Coniston GP fears her surgery may be the next victim of cash cuts
Last updated at 15:59, Wednesday, 26 February 2014
A FAMILY doctor has spoken of her fears for her elderly and vulnerable patients, should her practice be forced to close.
Dr Katharina Frey from Coniston Medical Practice is worried hers could be one of 98 surgeries under threat due to changes in the way GPs receive funding for their services.
The government is phasing out the minimum practice income guarantee (MPIG), a funding formula designed to protect smaller surgeries by guaranteeing a minimum level of financial support independent of how many patients each has on its books.
The changes, heavily criticised by the British Medical Association, are due to be rolled out from April.
The BMA claims hundreds of practices will face severe cuts to their funding in addition to 98 identified by NHS England as being at serious risk of being forced to close.
Dr Frey said: “While the government has not confirmed where these practices are or the extent of their financial difficulty, we do know that some are likely to be smaller GP practices, like mine, in rural communities. If these practices were to close it could leave large areas without a nearby GP.”
Coniston Medical Practice provides care for just less than 1,000 patients, and relies on MPIG for around a third of its core funding.
The team is already under considerable financial strain, is unable to afford to employ a practice nurse and has to take the replacement of any senior staff into serious consideration.
When the practice loses its minimum income support, Dr Frey said, the pressure will become considerably worse.
She added: “We are already working at full capacity with declining resources: I just don’t know how we will cope with this additional financial blow.”
“I am becoming increasingly concerned about whether my practice can continue to survive, and most importantly whether I’ll be able to keep offering the care my patients deserve. I want to continue providing the best possible care for my patients, many of whom are elderly, vulnerable and alone.”
First published at 15:58, Wednesday, 26 February 2014
Published by http://www.nwemail.co.uk
Have your say

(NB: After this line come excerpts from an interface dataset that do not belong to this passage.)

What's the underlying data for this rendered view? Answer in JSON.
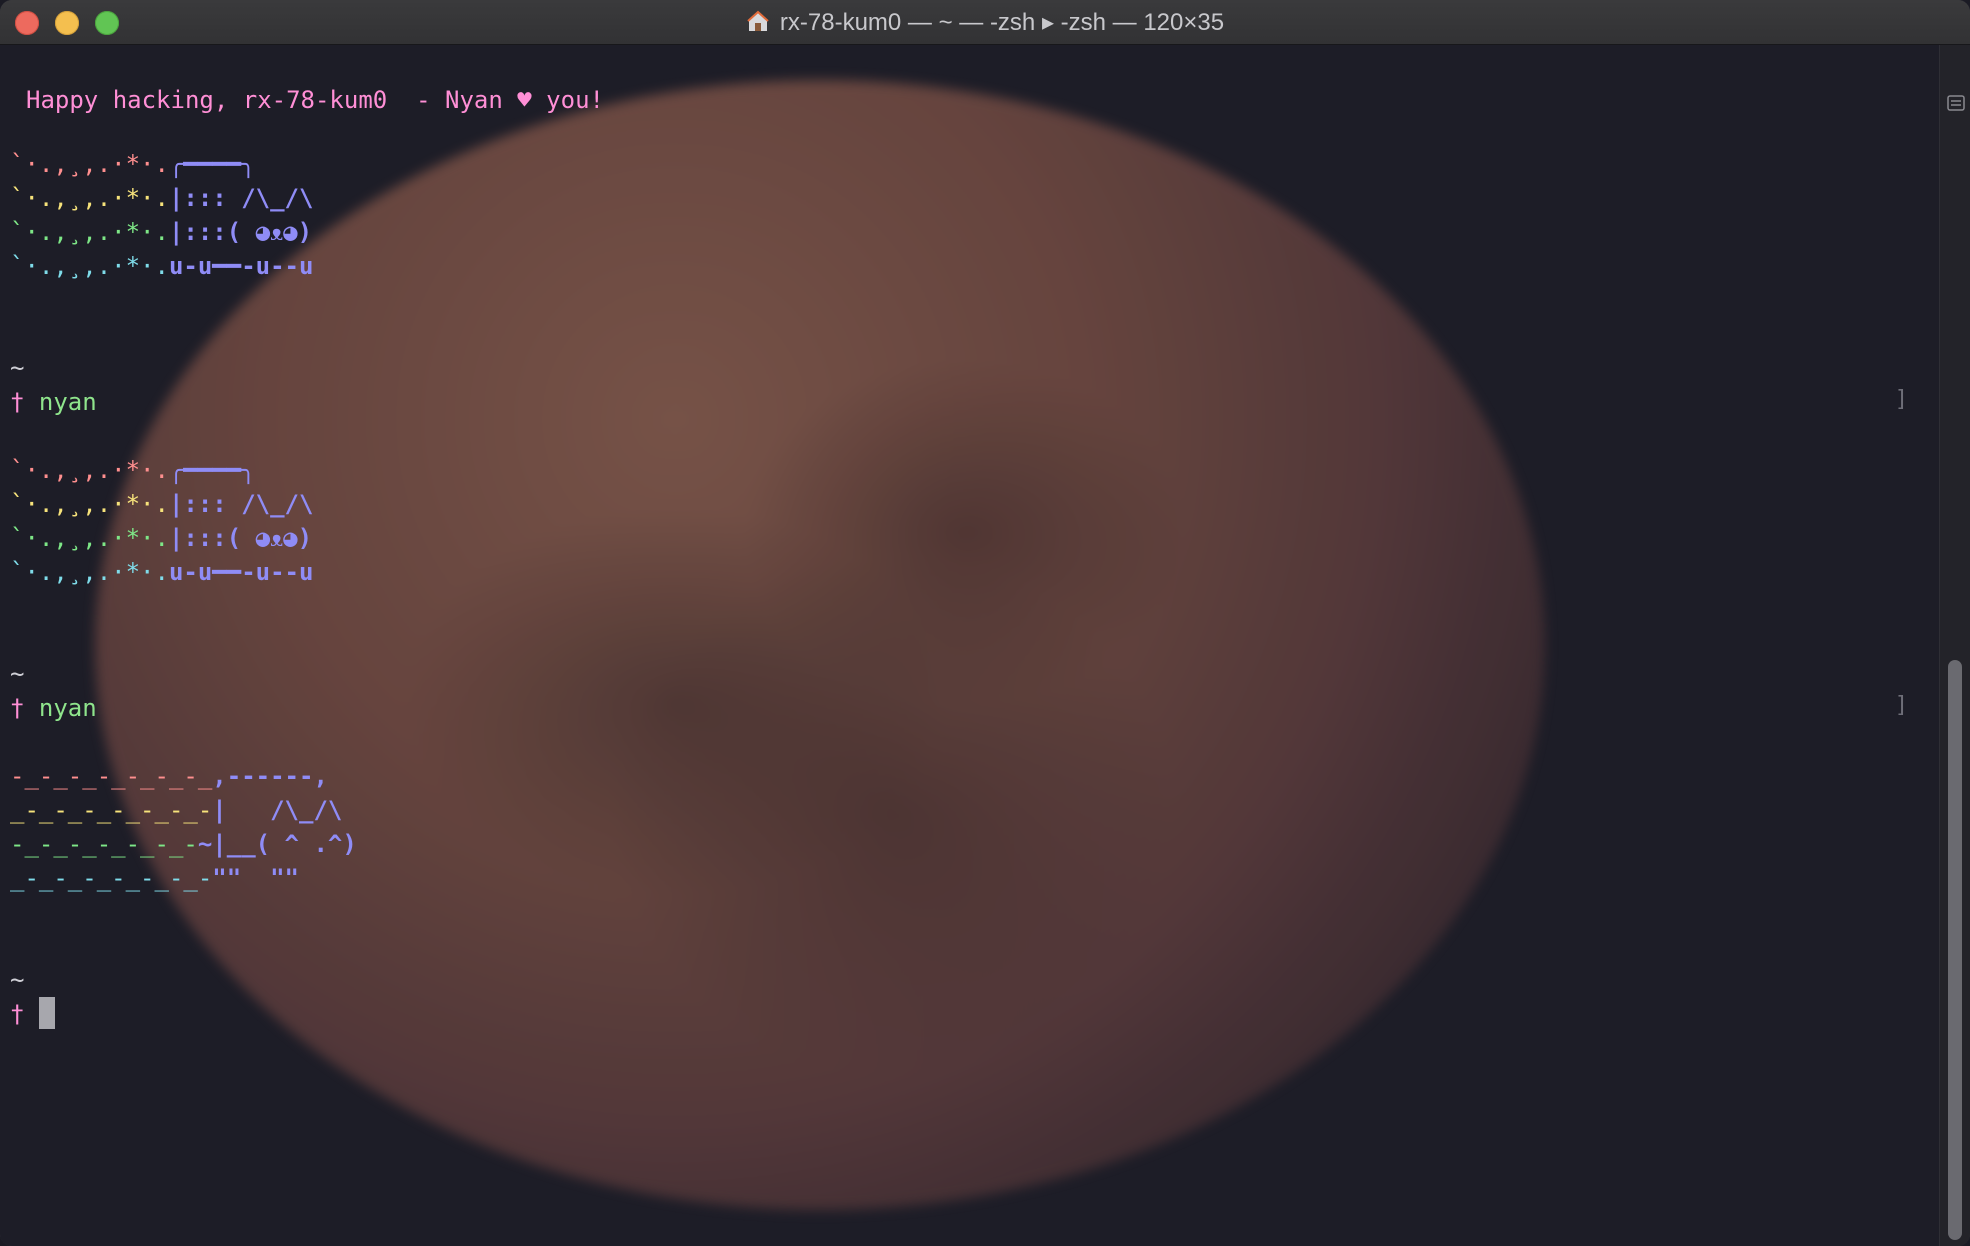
{
  "window": {
    "title": "rx-78-kum0 — ~ — -zsh ▸ -zsh — 120×35"
  },
  "terminal": {
    "motd": "Happy hacking, rx-78-kum0  - Nyan ♥ you!",
    "prompt_symbol": "†",
    "cwd": "~",
    "commands": [
      "nyan",
      "nyan"
    ],
    "nyan1": {
      "rows": [
        {
          "trail": "`·.,¸,.·*·.",
          "body": "╭━━━━╮"
        },
        {
          "trail": "`·.,¸,.·*·.",
          "body": "|::: /\\_/\\"
        },
        {
          "trail": "`·.,¸,.·*·.",
          "body": "|:::( ◕ᴥ◕)"
        },
        {
          "trail": "`·.,¸,.·*·.",
          "body": "u-u━━-u--u"
        }
      ]
    },
    "nyan2": {
      "rows": [
        {
          "trail": "-_-_-_-_-_-_-_",
          "body": ",------,"
        },
        {
          "trail": "_-_-_-_-_-_-_-",
          "body": "|   /\\_/\\"
        },
        {
          "trail": "-_-_-_-_-_-_-",
          "body": "~|__( ^ .^)"
        },
        {
          "trail": "_-_-_-_-_-_-_-",
          "body": "\"\"  \"\""
        }
      ]
    }
  },
  "icons": {
    "home": "home-folder-icon",
    "split": "split-pane-icon"
  },
  "colors": {
    "prompt": "#ff8fd6",
    "command": "#8fe58c",
    "cat": "#8f8cf6",
    "background": "#1d1d27"
  }
}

I was on holiday in Coniston in my touring caravan in 1980. In the middle of the night I had abdominal pain. My husband phoned the local GP, and then took me to his surgery. The GP diagnosed an ectopic pregnancy and sent me to the hospital in Barrow where I had emergency surgery. If there had not been a GP service in Coniston, I would have died. So please keep this service going for the local people and also for the tourests. Thank you. Samantha